- ^ Boyer, Brandon (January 9, 2008). "Hothead, Ron Gilbert Announce Episodic Adventure-RPG DeathSpank". Gamasutra. Archived from the original on January 10, 2008. Retrieved January 10, 2008.
- ^ Burman, Rob (January 29, 2007). "Pirates Invade World of Warcraft". IGN UK. Archived from the original on February 3, 2007. Retrieved January 10, 2008.
- ^ Boyer, Brandon (May 9, 2007). "Adventure Vet Ron Gilbert Working On Penny Arcade Title". Gamasutra. Archived from the original on May 20, 2007. Retrieved May 9, 2007.
- ^ Remo, Chris (June 30, 2009). "Ron Gilbert To Keynote 2009 Penny Arcade Expo". Gamasutra. Archived from the original on May 11, 2012. Retrieved June 30, 2009.
- ^ Ahrens, Nick (January 9, 2008). "Ron Gilbert Becomes A Hothead". Game Informer. Archived from the original on January 11, 2008. Retrieved January 10, 2008.
- ^ "Tales of Monkey Island FAQ". Archived from the original on June 5, 2009. Retrieved January 8, 2009.
- ^ "Grumpy Gamer Just so you know". Grumpygamer.com. April 6, 2010. Archived from the original on December 17, 2010. Retrieved May 24, 2012.
- ^ Matulef, Jeffrey (May 24, 2012). "The Cave Preview: Double Fine's New Game for Sega • Previews •". Eurogamer.net. Archived from the original on April 25, 2013. Retrieved May 24, 2012.
- ^ Yin-Poole, Wesley (November 30, 2012). "Ron Gilbert wishes he owned Monkey Island and Maniac Mansion". Eurogamer.net.
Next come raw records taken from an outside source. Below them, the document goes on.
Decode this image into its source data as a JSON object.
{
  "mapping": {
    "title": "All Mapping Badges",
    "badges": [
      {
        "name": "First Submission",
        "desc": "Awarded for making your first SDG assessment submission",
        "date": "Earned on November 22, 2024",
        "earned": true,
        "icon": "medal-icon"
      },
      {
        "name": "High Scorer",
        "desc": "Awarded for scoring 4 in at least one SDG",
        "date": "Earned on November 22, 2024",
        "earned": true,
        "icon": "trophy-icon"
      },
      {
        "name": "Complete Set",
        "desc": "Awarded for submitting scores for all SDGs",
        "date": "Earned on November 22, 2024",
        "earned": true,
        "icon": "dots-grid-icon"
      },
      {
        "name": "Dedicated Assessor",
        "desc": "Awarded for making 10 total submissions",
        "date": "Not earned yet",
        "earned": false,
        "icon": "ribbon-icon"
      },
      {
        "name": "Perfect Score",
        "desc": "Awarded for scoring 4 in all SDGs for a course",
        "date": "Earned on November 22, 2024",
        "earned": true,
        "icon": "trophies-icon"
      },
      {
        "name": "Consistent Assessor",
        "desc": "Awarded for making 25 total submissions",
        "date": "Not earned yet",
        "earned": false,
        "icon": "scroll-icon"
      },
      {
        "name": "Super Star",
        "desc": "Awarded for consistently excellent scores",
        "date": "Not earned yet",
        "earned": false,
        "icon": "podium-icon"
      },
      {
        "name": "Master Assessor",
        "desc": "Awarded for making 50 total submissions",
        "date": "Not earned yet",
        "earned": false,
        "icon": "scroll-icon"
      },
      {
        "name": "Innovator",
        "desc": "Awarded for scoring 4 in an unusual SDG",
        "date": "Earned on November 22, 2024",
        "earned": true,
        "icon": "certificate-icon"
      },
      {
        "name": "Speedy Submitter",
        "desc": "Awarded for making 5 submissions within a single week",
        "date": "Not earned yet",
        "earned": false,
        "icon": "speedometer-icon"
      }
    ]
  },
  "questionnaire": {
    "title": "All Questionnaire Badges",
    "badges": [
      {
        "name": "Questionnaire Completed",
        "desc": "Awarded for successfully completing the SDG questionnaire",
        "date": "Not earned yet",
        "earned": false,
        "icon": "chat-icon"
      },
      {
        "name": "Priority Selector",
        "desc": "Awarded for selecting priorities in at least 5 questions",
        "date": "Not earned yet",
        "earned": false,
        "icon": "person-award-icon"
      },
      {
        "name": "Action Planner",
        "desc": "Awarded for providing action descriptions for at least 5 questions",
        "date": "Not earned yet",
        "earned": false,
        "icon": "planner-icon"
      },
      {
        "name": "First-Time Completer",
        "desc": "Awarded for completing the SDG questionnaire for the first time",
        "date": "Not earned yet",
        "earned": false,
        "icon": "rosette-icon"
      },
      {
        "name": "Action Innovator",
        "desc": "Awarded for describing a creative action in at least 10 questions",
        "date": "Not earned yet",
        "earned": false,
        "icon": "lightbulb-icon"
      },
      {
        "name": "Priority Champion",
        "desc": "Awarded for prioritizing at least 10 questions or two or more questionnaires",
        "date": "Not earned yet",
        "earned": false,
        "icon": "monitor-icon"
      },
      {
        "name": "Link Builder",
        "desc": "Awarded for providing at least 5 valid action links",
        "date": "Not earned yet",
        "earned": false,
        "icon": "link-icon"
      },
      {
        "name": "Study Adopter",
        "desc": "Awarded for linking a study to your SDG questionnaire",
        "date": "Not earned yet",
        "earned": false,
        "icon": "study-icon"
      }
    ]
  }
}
Eurogamer. Archived from the original on January 3, 2013. Retrieved January 5, 2013.
- ^ Phillips, Tom (December 12, 2012). "Monkey Island creator will talk to rights owner Disney about new game plans". Eurogamer.net. Eurogamer. Archived from the original on January 15, 2013. Retrieved January 5, 2013.
- ^ Matulef, Jeffrey (March 12, 2013). "Ron Gilbert on why he left Double Fine". Eurogamer.net. Archived from the original on March 15, 2013. Retrieved March 12, 2013.
- ^ "Thimbleweed Park". Kickstarter. Archived from the original on November 30, 2014.
- ^ @grumpygamer (May 23, 2016). "Dead @Disney, now that you're not making games, please sell me my Monkey Island and Mansion Mansion IP. I'll pay real actual money for them" (Tweet). Archived from the original on July 20, 2016 – via Twitter.
- ^ Hughes, Matthew (May 15, 2018). "Monkey Island fans are begging Disney to sell the rights back to its creator". The Next Web. Archived from the original on May 19, 2018. Retrieved May 15, 2018.
- ^ "Ronzo downright announces his next game". The International House of Mojo. Archived from the original on April 3, 2018. Retrieved April 2, 2018.
- ^ Ron Gilbert (March 14, 2018). "A Little Something (blog entry)". grumpygamer.com. Archived from the original on April 3, 2018. Retrieved April 2, 2018.
- ^ Gilbert, Ron. "A little something we've been working on for the past 2 years in complete secrecy". Twitter. Retrieved April 4, 2022.
- ^ Credits Archived March 25, 2017, at the Wayback Machine at MobyGames
- ^ Molina, Bret (July 31, 2012). "Portable Picks: 'The Big Big Castle!'". USA Today. Archived from the original on August 1, 2017. Retrieved August 1, 2017.
- ^ Gilbert, Ron (July 9, 2012). "The Big Big Castle!". Grumpy Gamer Blog. Archived from the original on July 20, 2017. Retrieved August 1, 2017.
- Grumpy Gamer - Ron Gilbert's blog
- Ron Gilbert at MobyGames
- Ron Gilbert's complete biography (January 31, 2010) (Mirrored May 13, 2010)
- Ron Gilbert at IMDb